That sound you hear? It might just be the synchronised thunk of ten thousand jaws hitting the floor. ‘Inlet’ is the first Hum album in more than two decades you see. And it has come out of absolutely nowhere.
This doesn’t even fit the modern definition of a ‘surprise release’. There was zero build-up here- no teases, no winks, no nods. In 2016 (practically a lifetime ago these days) the Illinois outfit hinted that they might, maybe, one day write new material but there was no more recent suggestion that anything was progressing, let alone finished. Instead, the band sent one midweek tweet, “Hum is happy to announce the release of our new album, Inlet.”, added the record to your streaming service of choice, and sat back. Their subsequent marketing strategy has amounted to little more than a contented shrug.
That’s all incredibly on brand of course. From 1991 to 1998, Hum- the quartet of Matt Talbott, Tim Lash, Jeff Dimpsey, and Bryan St. Pere- released four albums of increasingly spellbinding quality and while they flirted with major labels and even had a ‘moderate’ hit single, they never really played the industry game. They recorded a cover of a Police song for a movie soundtrack and said “whatever” to their music being used on commercials, but also inexplicably dressed up like animals on TV, never diluted their sound, and produced their most challenging album just when something palatable might have made them millionaires. They split in 2000, but, despite almost complete radio silence, their legend has only grown since.
‘Inlet’ isn’t burdened by its significance. It’s a heavy record but it’s never weighed down by history or legacy or expectation. It has every sonic element fans might expect- slow-motion afterburner distortion, dense, complex arrangements, Talbott’s steady, almost-disconnected vocals- and more. But, unlike some other recent rock comeback records, it also maintains the magic, mysterious ingredients that made its makers special in the first place. It sounds like Hum, sure, but it feels like Hum too.
Opener, ‘Waves’ is so good to hear. A ten-ton comfort blanket. It combines rippling, uplifting, stardust melodies and warm, grungy, quicksand rhythms while Talbott conjures images worthy of a band considered space rock pioneers (“The sunlight drips from the trees and forms in pools”). ‘In the Den’ double times a stoner riff into lift-off, and the relatively light and lithe ‘Step Into You’ is the most likely candidate for another ‘moderate’ hit.
Hum might even get accused of playing safe here- it wouldn’t be wholly surprising if they revealed these songs were recorded at the turn of the century and kept on ice until now- but they haven’t just picked off where they left off.

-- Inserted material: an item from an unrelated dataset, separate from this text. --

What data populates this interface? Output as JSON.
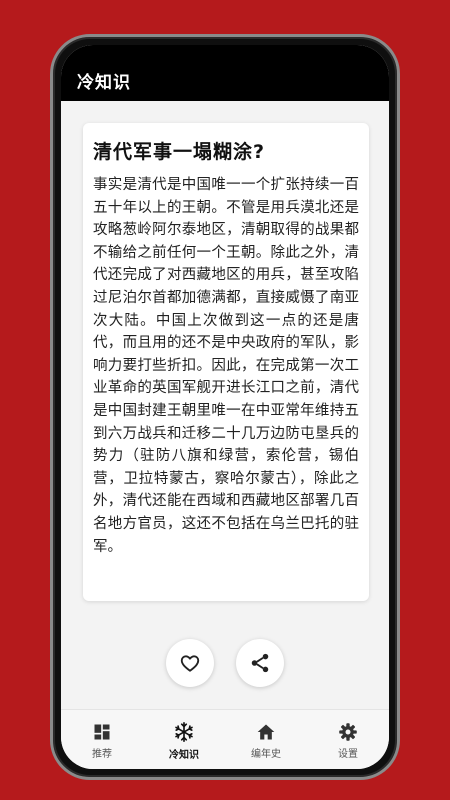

Instead they’ve explored and expanded every facet of their fluid sound and seem to have found the most joy in the loudest, heaviest (but never aggressive), and perhaps least digestible corners. They aren’t afraid to go long here either. Half of the tracks are lengthier than anything the band have done before and although tones and pace shift slowly, the time never drags. The band are known for their meticulous nature but there are little details everywhere here, waiting to be discovered, demanding repeat listens.
‘Inlet’ only gets better as it goes as well. ‘The Summoning’ is a surprisingly, satisfyingly nasty piece of work, perhaps the first Hum song to encourage a headbang, the pulsing finish of ‘Folding’ is fascinating enough to have been extended for another five minutes, and the long, yearning tones of ‘Shapeshifter’, maybe the best song here, are enough to make you bust out crying.
There’s a reason Hum are so content with what they have here then. Oblivious to fashion or trends, focussed solely on the sounds the band wanted to continue to explore, ‘Inlet’ doesn’t just feel like a tidy or timely comeback, it feels like a vital one. It is safe to say that if the first moments of ‘Waves’ don’t strike a chord, none of the following chords will either, but for new listeners willing to take the ride and anyone still picking their jaw up off the floor, Hum have worked wonders here.